[Start of Attachment]

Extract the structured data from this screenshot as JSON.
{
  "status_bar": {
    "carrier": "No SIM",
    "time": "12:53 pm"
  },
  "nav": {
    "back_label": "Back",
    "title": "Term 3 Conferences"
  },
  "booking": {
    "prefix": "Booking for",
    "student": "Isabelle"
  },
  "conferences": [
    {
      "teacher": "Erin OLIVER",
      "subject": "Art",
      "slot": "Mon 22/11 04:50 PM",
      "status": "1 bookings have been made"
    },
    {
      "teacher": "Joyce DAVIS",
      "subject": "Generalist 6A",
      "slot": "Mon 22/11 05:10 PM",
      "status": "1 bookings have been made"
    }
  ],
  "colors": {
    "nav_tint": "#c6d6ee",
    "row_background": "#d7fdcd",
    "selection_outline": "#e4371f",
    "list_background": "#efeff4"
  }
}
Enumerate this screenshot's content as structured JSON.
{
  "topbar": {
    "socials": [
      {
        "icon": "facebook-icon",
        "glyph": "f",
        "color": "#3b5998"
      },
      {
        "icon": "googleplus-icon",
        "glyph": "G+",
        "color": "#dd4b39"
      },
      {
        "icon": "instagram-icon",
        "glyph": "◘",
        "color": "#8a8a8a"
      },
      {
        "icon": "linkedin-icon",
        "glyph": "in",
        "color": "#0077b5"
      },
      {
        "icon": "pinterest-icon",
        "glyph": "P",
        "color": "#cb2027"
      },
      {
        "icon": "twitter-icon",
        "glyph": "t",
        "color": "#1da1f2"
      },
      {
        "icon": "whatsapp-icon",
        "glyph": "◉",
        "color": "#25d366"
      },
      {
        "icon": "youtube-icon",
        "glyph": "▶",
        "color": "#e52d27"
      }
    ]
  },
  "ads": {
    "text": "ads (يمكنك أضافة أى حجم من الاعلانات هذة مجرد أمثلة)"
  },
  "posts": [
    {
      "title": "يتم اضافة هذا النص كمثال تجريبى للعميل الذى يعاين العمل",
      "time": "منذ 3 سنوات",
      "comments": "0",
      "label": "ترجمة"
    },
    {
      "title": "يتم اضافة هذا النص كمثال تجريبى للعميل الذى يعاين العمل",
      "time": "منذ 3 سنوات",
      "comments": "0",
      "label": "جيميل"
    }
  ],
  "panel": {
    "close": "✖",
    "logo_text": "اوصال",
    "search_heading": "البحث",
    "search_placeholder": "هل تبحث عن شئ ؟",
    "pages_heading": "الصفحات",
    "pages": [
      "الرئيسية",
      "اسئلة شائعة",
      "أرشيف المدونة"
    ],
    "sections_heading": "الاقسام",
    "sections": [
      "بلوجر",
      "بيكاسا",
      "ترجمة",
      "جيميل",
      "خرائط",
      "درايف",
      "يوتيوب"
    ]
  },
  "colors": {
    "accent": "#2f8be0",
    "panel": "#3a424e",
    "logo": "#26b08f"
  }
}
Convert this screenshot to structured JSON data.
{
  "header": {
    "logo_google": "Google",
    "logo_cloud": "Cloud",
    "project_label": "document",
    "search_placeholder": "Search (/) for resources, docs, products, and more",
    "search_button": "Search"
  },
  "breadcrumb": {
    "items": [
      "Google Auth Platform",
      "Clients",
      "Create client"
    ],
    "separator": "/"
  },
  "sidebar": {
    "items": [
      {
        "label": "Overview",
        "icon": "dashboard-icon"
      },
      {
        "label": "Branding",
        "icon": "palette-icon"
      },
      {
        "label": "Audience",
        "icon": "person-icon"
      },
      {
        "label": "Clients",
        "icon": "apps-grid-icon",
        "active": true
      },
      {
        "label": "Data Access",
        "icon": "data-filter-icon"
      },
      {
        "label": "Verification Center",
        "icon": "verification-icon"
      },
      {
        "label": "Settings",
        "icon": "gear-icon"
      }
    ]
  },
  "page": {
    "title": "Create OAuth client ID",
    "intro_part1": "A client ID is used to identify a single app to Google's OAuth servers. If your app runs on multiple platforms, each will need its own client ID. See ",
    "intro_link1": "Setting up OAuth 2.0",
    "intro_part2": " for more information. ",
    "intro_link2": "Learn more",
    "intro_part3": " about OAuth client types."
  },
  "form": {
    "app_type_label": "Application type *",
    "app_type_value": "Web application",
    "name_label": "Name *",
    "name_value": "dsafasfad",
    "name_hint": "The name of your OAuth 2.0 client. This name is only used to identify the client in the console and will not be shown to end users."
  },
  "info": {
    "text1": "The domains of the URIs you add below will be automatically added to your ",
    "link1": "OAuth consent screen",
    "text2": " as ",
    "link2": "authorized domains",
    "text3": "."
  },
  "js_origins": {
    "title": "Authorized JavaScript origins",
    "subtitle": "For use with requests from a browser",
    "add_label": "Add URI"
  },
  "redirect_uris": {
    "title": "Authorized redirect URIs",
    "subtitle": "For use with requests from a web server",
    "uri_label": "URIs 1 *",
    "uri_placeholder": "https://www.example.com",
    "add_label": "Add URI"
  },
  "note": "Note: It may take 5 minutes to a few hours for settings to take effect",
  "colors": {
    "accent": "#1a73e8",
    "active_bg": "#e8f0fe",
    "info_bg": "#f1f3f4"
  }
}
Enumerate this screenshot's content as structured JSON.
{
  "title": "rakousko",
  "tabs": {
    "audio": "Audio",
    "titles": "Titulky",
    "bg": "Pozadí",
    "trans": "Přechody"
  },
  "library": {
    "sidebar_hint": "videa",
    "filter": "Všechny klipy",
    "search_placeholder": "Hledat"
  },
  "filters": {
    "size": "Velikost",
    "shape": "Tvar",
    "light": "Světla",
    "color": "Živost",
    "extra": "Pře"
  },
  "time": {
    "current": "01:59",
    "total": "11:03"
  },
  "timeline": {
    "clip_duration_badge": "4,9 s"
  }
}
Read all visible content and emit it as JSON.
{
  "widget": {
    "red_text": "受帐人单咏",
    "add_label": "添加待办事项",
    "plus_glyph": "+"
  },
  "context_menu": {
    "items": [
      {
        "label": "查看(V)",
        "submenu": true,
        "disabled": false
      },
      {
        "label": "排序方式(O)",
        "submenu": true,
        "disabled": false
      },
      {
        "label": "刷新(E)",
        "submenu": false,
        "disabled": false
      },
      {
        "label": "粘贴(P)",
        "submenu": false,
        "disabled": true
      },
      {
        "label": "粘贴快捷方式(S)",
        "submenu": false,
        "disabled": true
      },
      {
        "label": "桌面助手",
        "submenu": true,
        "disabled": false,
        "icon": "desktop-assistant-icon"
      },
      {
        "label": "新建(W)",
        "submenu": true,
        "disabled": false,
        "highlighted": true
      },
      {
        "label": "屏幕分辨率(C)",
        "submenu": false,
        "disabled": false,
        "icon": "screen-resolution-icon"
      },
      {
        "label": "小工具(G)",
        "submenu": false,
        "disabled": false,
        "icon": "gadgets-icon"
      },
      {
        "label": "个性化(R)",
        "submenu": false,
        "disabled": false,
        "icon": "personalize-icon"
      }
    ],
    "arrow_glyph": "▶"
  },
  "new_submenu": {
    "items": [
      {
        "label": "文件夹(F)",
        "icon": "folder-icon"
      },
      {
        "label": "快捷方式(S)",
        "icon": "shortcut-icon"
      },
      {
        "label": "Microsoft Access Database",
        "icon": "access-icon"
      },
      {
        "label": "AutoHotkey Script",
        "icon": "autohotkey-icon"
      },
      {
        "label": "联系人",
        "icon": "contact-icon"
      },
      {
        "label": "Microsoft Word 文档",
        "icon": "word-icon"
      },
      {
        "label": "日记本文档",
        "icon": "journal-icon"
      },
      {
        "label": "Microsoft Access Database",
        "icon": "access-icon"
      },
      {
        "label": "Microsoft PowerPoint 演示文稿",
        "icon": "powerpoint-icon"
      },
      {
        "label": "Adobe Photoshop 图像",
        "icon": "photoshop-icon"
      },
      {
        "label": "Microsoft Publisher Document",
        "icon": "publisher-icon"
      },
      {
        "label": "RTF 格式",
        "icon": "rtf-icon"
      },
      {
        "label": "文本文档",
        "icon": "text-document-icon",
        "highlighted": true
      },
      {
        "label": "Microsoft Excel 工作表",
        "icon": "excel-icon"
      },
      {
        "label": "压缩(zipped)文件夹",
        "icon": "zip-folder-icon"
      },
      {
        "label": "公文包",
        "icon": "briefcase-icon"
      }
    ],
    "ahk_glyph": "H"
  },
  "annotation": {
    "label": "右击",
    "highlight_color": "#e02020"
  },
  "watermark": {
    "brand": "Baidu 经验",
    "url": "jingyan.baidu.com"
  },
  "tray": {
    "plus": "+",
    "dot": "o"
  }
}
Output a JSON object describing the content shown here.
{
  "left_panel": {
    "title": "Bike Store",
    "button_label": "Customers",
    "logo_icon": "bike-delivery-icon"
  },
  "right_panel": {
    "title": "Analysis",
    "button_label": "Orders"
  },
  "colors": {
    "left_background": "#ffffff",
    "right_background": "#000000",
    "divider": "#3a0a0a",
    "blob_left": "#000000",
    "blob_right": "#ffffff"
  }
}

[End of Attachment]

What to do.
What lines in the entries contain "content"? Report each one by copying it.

Task response.
Enumerate this screenshot's content as structured JSON.
Enumerate this screenshot's content as structured JSON.
Read all visible content and emit it as JSON.
Output a JSON object describing the content shown here.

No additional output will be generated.